The emergence of New York Knicks guard Jeremy Lin onto the NBA scene is refreshing. In just a few weeks, he has gone from bench warmer on a sub-.500 team to a bona fide star who participated in NBA All-Star weekend and looks to lead his team to the playoffs.
In Howard Beck's excellent New York Times article on Fe. 26, "The Evolution of a Point Guard," he detailed how Lin is anything but an overnight sensation -- his "rise did not begin, as the world perceived it, with a 25-point explosion at Madison Square Garden on Feb. 4. It began with lonely 9 a.m. workouts in downtown Oakland in the fall of 2010; with shooting drills last summer on a backyard court in Burlingame, Calif.; and with muscle-building sessions at a Menlo Park fitness center."
What are the keys to Lin's leadership and his likeability?
1) Work ethic
Lin worked hard to fix his jump shot, add muscle and increase his durability and learned to read the court better. This happened through hours of hard work. The Harvard graduate made it a point to better himself to try to achieve his goals. In doing so, he has made his team -- which had a record of 8-15 and had lost 11 of 13 when coach Mike D'Antoni gave him a shot -- much better. That's what leaders do. Further, the average person can relate to him. He's 6 ft. 3 in, a height closer to the average person than it is to a 7 ft. NBA center. He wasn't born with freakish talent that enabled him to slide right into the pros from college. Lin has had to put in many hours of sweat equity to get to where he is. That is the American Dream personified.

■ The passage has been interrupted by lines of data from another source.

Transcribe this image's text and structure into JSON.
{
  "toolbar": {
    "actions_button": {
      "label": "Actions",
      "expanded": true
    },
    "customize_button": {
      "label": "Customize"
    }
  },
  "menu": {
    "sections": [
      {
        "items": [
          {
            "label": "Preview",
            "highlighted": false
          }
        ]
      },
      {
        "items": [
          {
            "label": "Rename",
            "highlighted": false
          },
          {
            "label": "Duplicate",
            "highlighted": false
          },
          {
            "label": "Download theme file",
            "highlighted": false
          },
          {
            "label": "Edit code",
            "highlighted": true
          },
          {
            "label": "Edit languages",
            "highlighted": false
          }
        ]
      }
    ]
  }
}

Lin frequently praises his coaches and teammates. Unlike many professional athletes, who make it about them. There is no shortage of "look at me" antics in the NBA and other leagues, and in every sport there are players who whine about getting help on a losing team or who demand to be traded to a winning team. Jeremy Lin has proven himself to be a team player.
So far, Lin has come off as squeaky clean. It would be surprising if he were to be found in the middle of a dust-up at a late night club. The role religion plays in his life has been well documented, and made him a grounded person. His reactions to derogatory comments and actions by opponents and others have been thoughtful and classy. He would be a role model even if he were not a star athlete.
By all accounts, Lin seems very coachable and responds well to critique. Without this quality, it is unlikely he would have been able to transform himself from role player to a starring role.
I find it equally impressive that he has remained remarkably grounded during all the so-called "Linsanity." (Confession: I tried to avoid using the term, but it was impossible.) While he is no longer sleeping on a couch at his brother's Lower East Side apartment, his new found fame did not compel to buy an overpriced condo on the Upper East Side. He is sub-leasing former Knick David Lee's apartment in Westchester.
Yes, Jeremy Lin's game still has flaws. Lin gives the ball up far too much and has been rattled when playing against tight, pressing defenses. But he also has demonstrated the willingness to confront his weaknesses and try to improve. Jeremy Lin has proven himself to be a winner in many ways.
A native of Newark, NJ, and a member of the Newark Academy Hall of Fame, Jed Hughes is Vice Chair of Korn/Ferry and the leader of the executive search firm's Global Sports Practice. Among his high profile placements are Mark Murphy, CEO of the Green Bay Packers; Larry Scott, Commissioner of the Pac-12 Conference; and Brady Hoke, head coach of the Michigan Wolverines. Earlier in his career, Mr. Hughes coached for two decades in professional and intercollegiate football where he served under five Hall of Fame coaches: Bo Schembechler (Michigan), Chuck Noll (Pittsburgh Steelers), Bud Grant (Minnesota Vikings), John Ralston (Stanford) and Terry Donahue (UCLA). Follow him on Twitter @jedhughesKF.